I'm a Professor of Cell Biology at
the Institute of Zytobiologie at the Philipps- Universitat of Marburg, in Germany.
In my lecture, I will try to give you an overview on what we learned over
the past two decades on the Biogenesis of Cellular Iron-Sulfur Proteins in Eukaryotes.
In part one of my lecture,
I will first provide you with a general overview on
the structure and function of Iron-Sulfur clusters and proteins in nature.
Then I will briefly introduce you into
the biochemical and spectroscopic methods of how
we can analyze Iron-Sulfur proteins and their biogenesis.
Next, I will concentrate on what we know about
the mechanisms of the Iron-Sulfur protein assembly in mitochondria.
This is then followed by a brief overview of

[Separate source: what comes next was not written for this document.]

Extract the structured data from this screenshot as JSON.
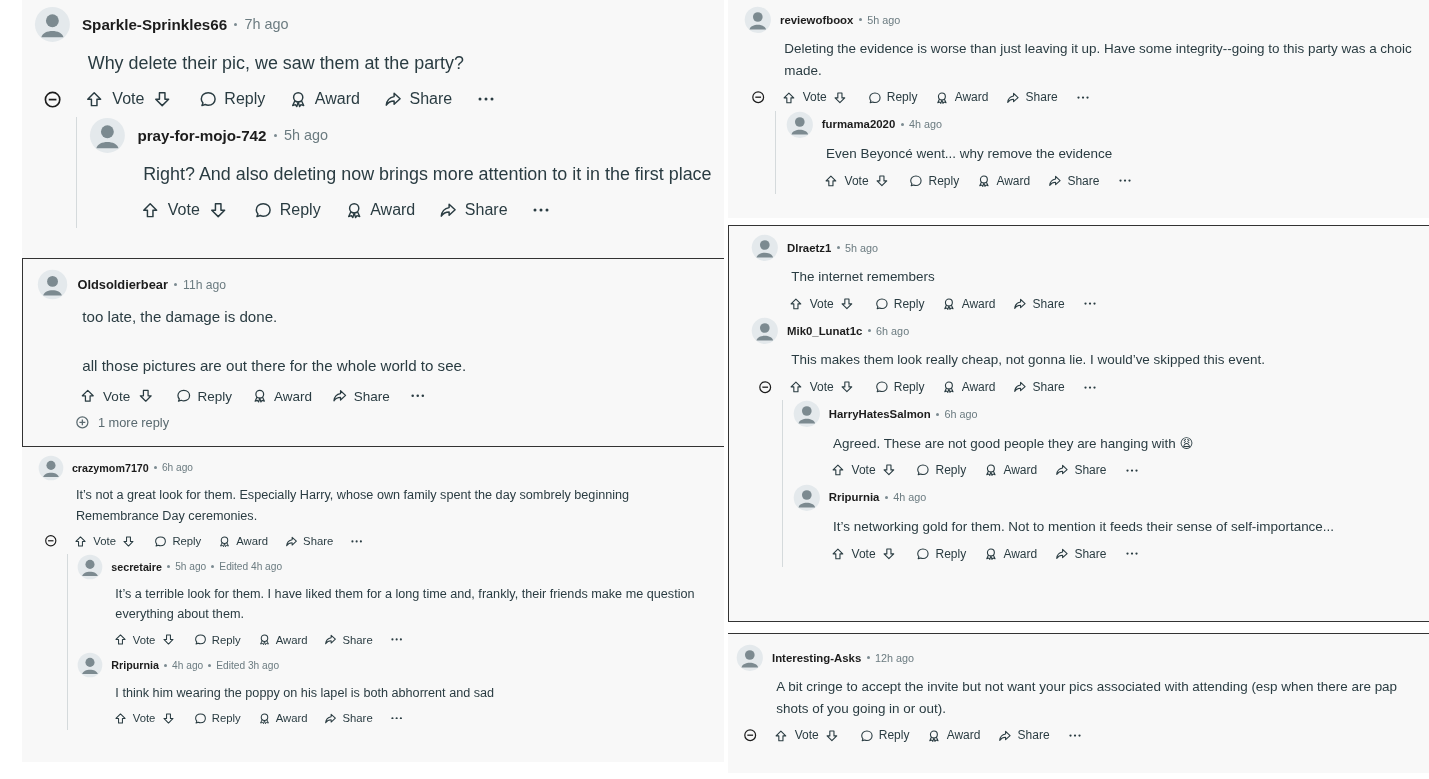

the so-called mitochondrial Iron-Sulfur diseases.
And finally, I will discuss a few open questions in this exciting research field.
In part two, I will cover the role of mitochondrion and assembly.
I will talk on cytosolic and nuclear Iron-Sulfur proteins,
the mechanisms of this process and about a number of
essential cellular processes intimately connected
to cytosolic and nuclear Iron-Sulfur protein biogenesis.
Iron-Sulfur clusters are among the oldest and most simple protein co-factors we know.
The simplest form of Iron-Sulfur clusters are
the rhombic 2Fe-2S clusters on the left,
and the cubic 4Fe-4S cluster on the right.
Together, they comprise more than 90% of the clusters we know, in the living world.
The clusters are usually coordinated by
the iron-ions to cysteine residues of the polypeptide chain.
However, we know other forms of Iron-Sulfur clusters such
as the 3Fe-4S or 4Fe-3S clusters,
where simply a 4Fe-4S cluster has lost either an iron or a sulfur-iron respectively,
for instance, in the latter case in oxygen resistant hydrogenase.
More complex Iron-Sulfur clusters are present for instance in the well
studied bacterial protein nitrogenase, which exists nitrogen.
Its P-cluster on the left is comprised of two 4Fe-4S clusters fused via a sulfur atom.
In the M or molybdenum cluster on the right,
one of the iron ions is replaced by another metal,
in this case molybdenum but can also be
vanadium giving rise to a rather complex cluster structure.